The 18th edition of Vinexpo took place in Bordeaux last week and is said to have been a great success, with visitor numbers more or less on par with 2013, while exhibitors are commending the quality of these visitors.
From Sunday the 14th to Thursday the 18th of June the Bordeaux Exhibition Centre was the hub of this large-scale event. It was the first Vinexpo to be opened by the French president and attracted nearly 48,000 professionals from across the globe.
Created in 1981 by the Chamber of Commerce and Industry of Bordeaux, this internationally oriented exhibition has also subsequently expanded to other continents through its subsidiary, Vinexpo Overseas, with the creation of Vinexpo Asia-Pacific (Hong Kong) in 1998, Vinexpo Americas (North America) in 2002 and Vinexpo Nippon (Tokyo) in 2014.
The original Bordeaux version of the show takes place in June in odd years. Its first edition, more than 30 years ago, attracted 524 exhibitors from 21 countries and 11,000 trade visitors from 50 countries. In the 30 years, Vinexpo has made great progress and has become a true benchmark. Visitors are essentially buyers, negociants, agents and importers, but also journalists, coopers, cork manufacturers and more…
A new managing director was appointed in late 2013, namely Guillaume Déglise (formerly of Bollinger and Laurent-Perrier), and he set out to revamp Vinexpo for the 2015 edition, with a number of new developments. One of the key changes was to create more open space around the lake, moving both premium stands and restaurants there.
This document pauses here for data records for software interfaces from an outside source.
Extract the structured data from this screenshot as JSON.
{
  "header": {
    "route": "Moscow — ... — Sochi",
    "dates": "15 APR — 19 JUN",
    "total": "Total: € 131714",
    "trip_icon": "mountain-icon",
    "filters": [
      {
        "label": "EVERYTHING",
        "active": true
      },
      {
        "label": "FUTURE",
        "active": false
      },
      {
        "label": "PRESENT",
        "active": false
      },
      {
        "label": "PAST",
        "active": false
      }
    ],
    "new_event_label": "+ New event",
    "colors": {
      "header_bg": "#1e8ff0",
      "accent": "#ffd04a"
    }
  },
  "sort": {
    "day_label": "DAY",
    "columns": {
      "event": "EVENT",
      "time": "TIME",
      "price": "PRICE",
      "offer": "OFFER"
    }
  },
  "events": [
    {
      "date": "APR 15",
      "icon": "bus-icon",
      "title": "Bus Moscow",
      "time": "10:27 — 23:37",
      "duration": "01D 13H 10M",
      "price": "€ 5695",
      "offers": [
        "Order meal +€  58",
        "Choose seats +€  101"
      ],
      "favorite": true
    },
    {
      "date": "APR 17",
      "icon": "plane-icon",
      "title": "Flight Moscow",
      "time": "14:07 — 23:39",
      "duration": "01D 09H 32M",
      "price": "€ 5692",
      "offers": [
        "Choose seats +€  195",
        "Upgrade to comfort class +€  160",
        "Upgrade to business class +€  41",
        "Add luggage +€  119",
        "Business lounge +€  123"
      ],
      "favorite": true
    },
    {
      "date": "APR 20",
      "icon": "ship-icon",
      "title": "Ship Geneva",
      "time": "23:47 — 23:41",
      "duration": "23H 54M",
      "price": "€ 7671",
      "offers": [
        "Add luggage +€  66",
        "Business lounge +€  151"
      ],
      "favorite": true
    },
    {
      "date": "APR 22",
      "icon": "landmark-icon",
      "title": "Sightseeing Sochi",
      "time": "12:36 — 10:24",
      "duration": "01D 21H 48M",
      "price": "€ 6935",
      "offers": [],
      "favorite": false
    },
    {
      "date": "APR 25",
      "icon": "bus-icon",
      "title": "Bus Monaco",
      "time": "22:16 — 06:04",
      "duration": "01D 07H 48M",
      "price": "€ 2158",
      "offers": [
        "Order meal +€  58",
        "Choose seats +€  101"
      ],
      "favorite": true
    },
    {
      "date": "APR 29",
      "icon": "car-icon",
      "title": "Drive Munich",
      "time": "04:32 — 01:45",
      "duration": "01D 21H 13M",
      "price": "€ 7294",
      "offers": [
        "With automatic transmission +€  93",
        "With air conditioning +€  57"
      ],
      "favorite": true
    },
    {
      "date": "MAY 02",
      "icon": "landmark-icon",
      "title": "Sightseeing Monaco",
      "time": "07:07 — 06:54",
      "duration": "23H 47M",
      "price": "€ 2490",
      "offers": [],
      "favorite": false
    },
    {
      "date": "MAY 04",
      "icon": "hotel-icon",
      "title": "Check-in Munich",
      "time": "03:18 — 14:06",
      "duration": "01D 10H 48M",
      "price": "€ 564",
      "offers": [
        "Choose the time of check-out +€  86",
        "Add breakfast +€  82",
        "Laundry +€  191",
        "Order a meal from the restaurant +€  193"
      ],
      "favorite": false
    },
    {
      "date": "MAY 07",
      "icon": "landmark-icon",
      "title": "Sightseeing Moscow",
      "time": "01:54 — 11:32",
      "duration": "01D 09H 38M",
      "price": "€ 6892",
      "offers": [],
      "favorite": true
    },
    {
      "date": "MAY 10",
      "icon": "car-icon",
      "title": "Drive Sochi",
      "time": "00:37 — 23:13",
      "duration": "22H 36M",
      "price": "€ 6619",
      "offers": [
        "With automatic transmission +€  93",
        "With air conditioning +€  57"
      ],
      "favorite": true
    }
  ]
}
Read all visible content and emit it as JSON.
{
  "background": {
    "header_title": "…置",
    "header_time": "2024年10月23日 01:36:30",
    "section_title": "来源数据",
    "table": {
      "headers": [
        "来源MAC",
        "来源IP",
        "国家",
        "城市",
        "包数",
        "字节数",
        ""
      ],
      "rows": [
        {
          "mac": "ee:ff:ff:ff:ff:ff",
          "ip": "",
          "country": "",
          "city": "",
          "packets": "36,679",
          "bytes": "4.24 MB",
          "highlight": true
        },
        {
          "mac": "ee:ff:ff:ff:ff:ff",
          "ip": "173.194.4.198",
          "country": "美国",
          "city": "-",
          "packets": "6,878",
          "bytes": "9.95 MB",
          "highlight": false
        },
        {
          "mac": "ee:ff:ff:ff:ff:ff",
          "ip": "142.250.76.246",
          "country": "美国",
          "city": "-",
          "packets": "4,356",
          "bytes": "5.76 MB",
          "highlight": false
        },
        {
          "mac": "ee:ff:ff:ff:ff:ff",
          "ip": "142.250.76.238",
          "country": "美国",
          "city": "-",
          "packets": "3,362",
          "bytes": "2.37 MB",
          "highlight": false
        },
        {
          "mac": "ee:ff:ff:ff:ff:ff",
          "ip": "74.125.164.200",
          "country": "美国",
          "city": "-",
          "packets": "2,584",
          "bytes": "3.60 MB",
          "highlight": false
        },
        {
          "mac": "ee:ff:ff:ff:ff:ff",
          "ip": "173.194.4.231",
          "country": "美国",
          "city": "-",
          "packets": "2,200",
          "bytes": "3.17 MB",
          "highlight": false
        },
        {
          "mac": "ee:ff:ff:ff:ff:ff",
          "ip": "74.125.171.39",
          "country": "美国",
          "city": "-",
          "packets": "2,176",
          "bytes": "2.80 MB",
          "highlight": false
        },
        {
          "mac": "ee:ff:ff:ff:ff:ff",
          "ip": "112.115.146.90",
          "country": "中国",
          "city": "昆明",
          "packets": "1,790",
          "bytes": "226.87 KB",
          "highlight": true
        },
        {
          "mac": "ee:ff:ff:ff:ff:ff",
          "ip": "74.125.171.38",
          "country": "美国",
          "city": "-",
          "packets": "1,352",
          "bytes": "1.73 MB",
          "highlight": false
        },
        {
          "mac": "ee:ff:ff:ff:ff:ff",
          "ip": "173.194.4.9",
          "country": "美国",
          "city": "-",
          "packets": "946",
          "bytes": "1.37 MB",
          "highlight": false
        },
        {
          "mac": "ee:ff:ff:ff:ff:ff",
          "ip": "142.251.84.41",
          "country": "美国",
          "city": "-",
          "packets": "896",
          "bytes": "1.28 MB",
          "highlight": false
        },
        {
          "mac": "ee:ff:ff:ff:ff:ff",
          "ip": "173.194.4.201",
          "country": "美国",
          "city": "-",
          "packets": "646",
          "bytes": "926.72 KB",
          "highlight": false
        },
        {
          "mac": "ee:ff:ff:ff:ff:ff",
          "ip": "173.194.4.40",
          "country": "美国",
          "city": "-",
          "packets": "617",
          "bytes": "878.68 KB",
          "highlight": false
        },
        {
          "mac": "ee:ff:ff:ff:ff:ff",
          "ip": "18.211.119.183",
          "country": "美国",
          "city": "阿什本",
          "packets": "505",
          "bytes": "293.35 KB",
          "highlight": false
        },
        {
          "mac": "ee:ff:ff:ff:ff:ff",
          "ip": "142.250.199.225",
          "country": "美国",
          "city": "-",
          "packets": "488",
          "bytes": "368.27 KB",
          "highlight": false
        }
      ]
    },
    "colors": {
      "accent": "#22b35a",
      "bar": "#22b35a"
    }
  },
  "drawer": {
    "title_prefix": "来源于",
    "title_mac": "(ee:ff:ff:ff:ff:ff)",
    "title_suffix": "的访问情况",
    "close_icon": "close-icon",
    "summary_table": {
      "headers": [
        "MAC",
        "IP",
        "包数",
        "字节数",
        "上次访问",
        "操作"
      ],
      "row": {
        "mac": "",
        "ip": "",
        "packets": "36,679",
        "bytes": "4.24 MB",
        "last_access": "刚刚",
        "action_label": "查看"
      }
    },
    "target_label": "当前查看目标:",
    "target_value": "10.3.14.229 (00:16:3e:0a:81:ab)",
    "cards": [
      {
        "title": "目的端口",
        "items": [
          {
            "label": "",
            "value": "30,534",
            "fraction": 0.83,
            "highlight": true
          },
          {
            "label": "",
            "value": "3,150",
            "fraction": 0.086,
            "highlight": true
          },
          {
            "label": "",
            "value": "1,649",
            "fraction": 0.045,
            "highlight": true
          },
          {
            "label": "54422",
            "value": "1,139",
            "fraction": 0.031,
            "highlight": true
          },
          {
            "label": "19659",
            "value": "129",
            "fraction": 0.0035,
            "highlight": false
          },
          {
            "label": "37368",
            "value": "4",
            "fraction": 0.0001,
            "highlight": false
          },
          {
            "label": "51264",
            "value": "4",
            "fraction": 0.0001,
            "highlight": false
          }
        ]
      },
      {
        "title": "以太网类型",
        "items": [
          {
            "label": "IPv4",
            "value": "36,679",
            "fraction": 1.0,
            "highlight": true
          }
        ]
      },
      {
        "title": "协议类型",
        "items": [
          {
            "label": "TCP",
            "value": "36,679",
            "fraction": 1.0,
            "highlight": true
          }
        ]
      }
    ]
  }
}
This year also saw the creation of free thematic tasting spaces (rosé, sparkling and sweet wines), as well as a bar concept. The new service for organising personalised business meetings at the show (One2Wine meetings) was also widely used.
The various conferences enabled a better understanding of the specificities regarding certain international markets (USA, Africa), while the Food & Wine Workshops, in partnership with the guide Gault & Millau and led by star chefs, were also very successful. Not to mention the extension of the tram to and from the fair, which made it much easier to access from the city centre.
The city of Bordeaux has also been better positioned as part of this year’s edition, with a large number of events organised outside the exhibition area; some open to the public, like The Blend evening at Hangar 14, while many other events were hosted as “satellites”, organised, among others, by Terre de Vins magazine. The United States – a mature, but growing market – was the country honoured at this year’s edition. Could it be a way to retain and convince US visitors of a new attempt of Vinexpo Americas?
Regarding this year’s Vinexpo visitors, the figures remained more or less stable compared to the last edition, with about 48,000 visitors. However, many exhibitors had the impression of a decline in visitor numbers – perhaps because of a better and more spacious area, as well as the organisation of numerous events at the show. Foreigners accounted for over a third (36%) of the visitors, a slight increase from the 2013 edition (offset by a slight decline in local traffic). China was the best represented, with an increase of 14% compared to 2013; the US, whose share of visitors has increased as much as that of the Chinese, are in second place; they are followed by Spain, Italy, the UK and Germany.
The general feeling regarding this year’s visitors is that there was a qualitative, rather than quantitative increase, which contributed to the general satisfaction of exhibitors, who also welcomed the better organisation of the show (logistics, etc.). In general, exhibitors also commended this year’s edition compared to previous years, especially in terms of contacts and business contracts. On the other hand, the show was seen by some as being less conducive to the signing of new contracts and more focused on maintaining relationships with clients. Many participants who came to Vinexpo without much expectation and sometimes with the thought that it would be the last time they are taking part, changed their minds at the show, which “is clearly positioned as a hub for the international wine and spirits industry,” (Vinexpo press release).
Vinexpo 2015 in figures:
• 5 days of exhibition (Sunday 14th to Thursday 18th June)
• 2,350 exhibitors from 42 different countries
• 44,000 m2 of stands
• 48,000 trade visitors (estimate)
• 151 different nationalities of visitors (professionals)
• 36% foreign visitors
A new format for the next edition
The next Vinexpo France (2017) will be shortened by one day, changing from five to four days (Monday to Thursday), notably at the request of exhibitors. These exhibitors are hoping for a better concentration of activity, with less downtime and lower cost of participation, which is considered high (particularly in comparison with the German rival, ProWein).
Vinexpo Hong Kong will take place from 24 to 26 May 2016 and Vinexpo Tokyo from 15 to 16 November 2016.
Translated and adapted from the original French article written for iDealwine.